**PROVIDED DATA**:
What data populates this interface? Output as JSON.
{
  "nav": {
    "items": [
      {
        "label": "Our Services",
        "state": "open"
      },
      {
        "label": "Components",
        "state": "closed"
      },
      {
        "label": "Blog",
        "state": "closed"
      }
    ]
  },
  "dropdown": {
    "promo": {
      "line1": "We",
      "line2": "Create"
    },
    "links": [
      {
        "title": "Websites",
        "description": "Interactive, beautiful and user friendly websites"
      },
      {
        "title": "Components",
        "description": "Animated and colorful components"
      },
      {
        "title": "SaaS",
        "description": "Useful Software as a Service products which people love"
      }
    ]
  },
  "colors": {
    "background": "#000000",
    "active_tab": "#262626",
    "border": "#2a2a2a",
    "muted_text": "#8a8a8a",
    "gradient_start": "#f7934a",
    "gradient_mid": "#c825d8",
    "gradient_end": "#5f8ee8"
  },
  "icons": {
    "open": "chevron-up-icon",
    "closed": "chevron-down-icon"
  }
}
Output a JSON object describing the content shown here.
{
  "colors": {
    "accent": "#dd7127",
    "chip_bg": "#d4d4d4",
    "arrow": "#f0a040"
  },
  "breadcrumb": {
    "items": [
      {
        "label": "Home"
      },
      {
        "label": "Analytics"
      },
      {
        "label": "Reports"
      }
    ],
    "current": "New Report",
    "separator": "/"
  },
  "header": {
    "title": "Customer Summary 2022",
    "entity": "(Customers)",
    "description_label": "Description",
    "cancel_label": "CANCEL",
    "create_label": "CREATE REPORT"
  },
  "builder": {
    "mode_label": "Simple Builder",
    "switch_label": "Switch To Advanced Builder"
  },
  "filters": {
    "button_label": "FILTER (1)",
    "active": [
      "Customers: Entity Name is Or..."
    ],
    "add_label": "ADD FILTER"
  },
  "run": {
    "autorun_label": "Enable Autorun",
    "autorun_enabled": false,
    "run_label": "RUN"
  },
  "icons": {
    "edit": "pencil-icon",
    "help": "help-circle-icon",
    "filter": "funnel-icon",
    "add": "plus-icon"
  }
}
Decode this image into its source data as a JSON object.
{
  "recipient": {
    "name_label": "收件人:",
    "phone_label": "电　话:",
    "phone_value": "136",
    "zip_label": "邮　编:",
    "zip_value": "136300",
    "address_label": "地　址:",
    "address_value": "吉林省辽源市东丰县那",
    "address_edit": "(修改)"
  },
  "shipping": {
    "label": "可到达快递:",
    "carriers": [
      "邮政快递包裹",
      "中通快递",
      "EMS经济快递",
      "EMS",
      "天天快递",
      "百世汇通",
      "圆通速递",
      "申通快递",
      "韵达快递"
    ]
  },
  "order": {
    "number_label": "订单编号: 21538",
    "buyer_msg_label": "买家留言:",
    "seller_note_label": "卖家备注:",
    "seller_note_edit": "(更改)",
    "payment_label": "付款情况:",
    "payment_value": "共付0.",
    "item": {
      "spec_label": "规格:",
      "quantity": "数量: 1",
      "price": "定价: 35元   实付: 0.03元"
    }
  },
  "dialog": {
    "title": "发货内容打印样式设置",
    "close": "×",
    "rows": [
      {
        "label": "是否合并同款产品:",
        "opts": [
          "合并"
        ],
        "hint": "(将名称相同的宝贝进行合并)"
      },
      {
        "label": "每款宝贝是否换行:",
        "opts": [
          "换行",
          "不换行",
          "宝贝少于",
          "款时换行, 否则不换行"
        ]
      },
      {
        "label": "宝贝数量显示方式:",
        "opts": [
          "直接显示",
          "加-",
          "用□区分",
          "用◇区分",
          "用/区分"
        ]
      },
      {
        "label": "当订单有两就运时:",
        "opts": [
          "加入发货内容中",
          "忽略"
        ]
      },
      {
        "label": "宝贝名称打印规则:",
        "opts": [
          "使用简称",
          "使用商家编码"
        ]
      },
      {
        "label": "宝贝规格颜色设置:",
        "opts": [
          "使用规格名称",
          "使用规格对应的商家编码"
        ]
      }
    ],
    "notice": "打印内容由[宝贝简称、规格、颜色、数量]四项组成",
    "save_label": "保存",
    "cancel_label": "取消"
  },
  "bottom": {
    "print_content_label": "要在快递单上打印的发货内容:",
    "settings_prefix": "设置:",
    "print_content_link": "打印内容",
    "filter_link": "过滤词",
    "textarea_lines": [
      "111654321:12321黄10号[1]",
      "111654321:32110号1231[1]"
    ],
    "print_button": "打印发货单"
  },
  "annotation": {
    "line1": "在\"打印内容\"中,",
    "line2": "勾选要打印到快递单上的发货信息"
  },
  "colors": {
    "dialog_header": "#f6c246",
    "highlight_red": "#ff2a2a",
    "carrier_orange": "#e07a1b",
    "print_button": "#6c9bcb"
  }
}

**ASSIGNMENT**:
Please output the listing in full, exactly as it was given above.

**RESULT OF THE EXERCISE**:
What data populates this interface? Output as JSON.
{
  "nav": {
    "items": [
      {
        "label": "Our Services",
        "state": "open"
      },
      {
        "label": "Components",
        "state": "closed"
      },
      {
        "label": "Blog",
        "state": "closed"
      }
    ]
  },
  "dropdown": {
    "promo": {
      "line1": "We",
      "line2": "Create"
    },
    "links": [
      {
        "title": "Websites",
        "description": "Interactive, beautiful and user friendly websites"
      },
      {
        "title": "Components",
        "description": "Animated and colorful components"
      },
      {
        "title": "SaaS",
        "description": "Useful Software as a Service products which people love"
      }
    ]
  },
  "colors": {
    "background": "#000000",
    "active_tab": "#262626",
    "border": "#2a2a2a",
    "muted_text": "#8a8a8a",
    "gradient_start": "#f7934a",
    "gradient_mid": "#c825d8",
    "gradient_end": "#5f8ee8"
  },
  "icons": {
    "open": "chevron-up-icon",
    "closed": "chevron-down-icon"
  }
}
Output a JSON object describing the content shown here.
{
  "colors": {
    "accent": "#dd7127",
    "chip_bg": "#d4d4d4",
    "arrow": "#f0a040"
  },
  "breadcrumb": {
    "items": [
      {
        "label": "Home"
      },
      {
        "label": "Analytics"
      },
      {
        "label": "Reports"
      }
    ],
    "current": "New Report",
    "separator": "/"
  },
  "header": {
    "title": "Customer Summary 2022",
    "entity": "(Customers)",
    "description_label": "Description",
    "cancel_label": "CANCEL",
    "create_label": "CREATE REPORT"
  },
  "builder": {
    "mode_label": "Simple Builder",
    "switch_label": "Switch To Advanced Builder"
  },
  "filters": {
    "button_label": "FILTER (1)",
    "active": [
      "Customers: Entity Name is Or..."
    ],
    "add_label": "ADD FILTER"
  },
  "run": {
    "autorun_label": "Enable Autorun",
    "autorun_enabled": false,
    "run_label": "RUN"
  },
  "icons": {
    "edit": "pencil-icon",
    "help": "help-circle-icon",
    "filter": "funnel-icon",
    "add": "plus-icon"
  }
}
Decode this image into its source data as a JSON object.
{
  "recipient": {
    "name_label": "收件人:",
    "phone_label": "电　话:",
    "phone_value": "136",
    "zip_label": "邮　编:",
    "zip_value": "136300",
    "address_label": "地　址:",
    "address_value": "吉林省辽源市东丰县那",
    "address_edit": "(修改)"
  },
  "shipping": {
    "label": "可到达快递:",
    "carriers": [
      "邮政快递包裹",
      "中通快递",
      "EMS经济快递",
      "EMS",
      "天天快递",
      "百世汇通",
      "圆通速递",
      "申通快递",
      "韵达快递"
    ]
  },
  "order": {
    "number_label": "订单编号: 21538",
    "buyer_msg_label": "买家留言:",
    "seller_note_label": "卖家备注:",
    "seller_note_edit": "(更改)",
    "payment_label": "付款情况:",
    "payment_value": "共付0.",
    "item": {
      "spec_label": "规格:",
      "quantity": "数量: 1",
      "price": "定价: 35元   实付: 0.03元"
    }
  },
  "dialog": {
    "title": "发货内容打印样式设置",
    "close": "×",
    "rows": [
      {
        "label": "是否合并同款产品:",
        "opts": [
          "合并"
        ],
        "hint": "(将名称相同的宝贝进行合并)"
      },
      {
        "label": "每款宝贝是否换行:",
        "opts": [
          "换行",
          "不换行",
          "宝贝少于",
          "款时换行, 否则不换行"
        ]
      },
      {
        "label": "宝贝数量显示方式:",
        "opts": [
          "直接显示",
          "加-",
          "用□区分",
          "用◇区分",
          "用/区分"
        ]
      },
      {
        "label": "当订单有两就运时:",
        "opts": [
          "加入发货内容中",
          "忽略"
        ]
      },
      {
        "label": "宝贝名称打印规则:",
        "opts": [
          "使用简称",
          "使用商家编码"
        ]
      },
      {
        "label": "宝贝规格颜色设置:",
        "opts": [
          "使用规格名称",
          "使用规格对应的商家编码"
        ]
      }
    ],
    "notice": "打印内容由[宝贝简称、规格、颜色、数量]四项组成",
    "save_label": "保存",
    "cancel_label": "取消"
  },
  "bottom": {
    "print_content_label": "要在快递单上打印的发货内容:",
    "settings_prefix": "设置:",
    "print_content_link": "打印内容",
    "filter_link": "过滤词",
    "textarea_lines": [
      "111654321:12321黄10号[1]",
      "111654321:32110号1231[1]"
    ],
    "print_button": "打印发货单"
  },
  "annotation": {
    "line1": "在\"打印内容\"中,",
    "line2": "勾选要打印到快递单上的发货信息"
  },
  "colors": {
    "dialog_header": "#f6c246",
    "highlight_red": "#ff2a2a",
    "carrier_orange": "#e07a1b",
    "print_button": "#6c9bcb"
  }
}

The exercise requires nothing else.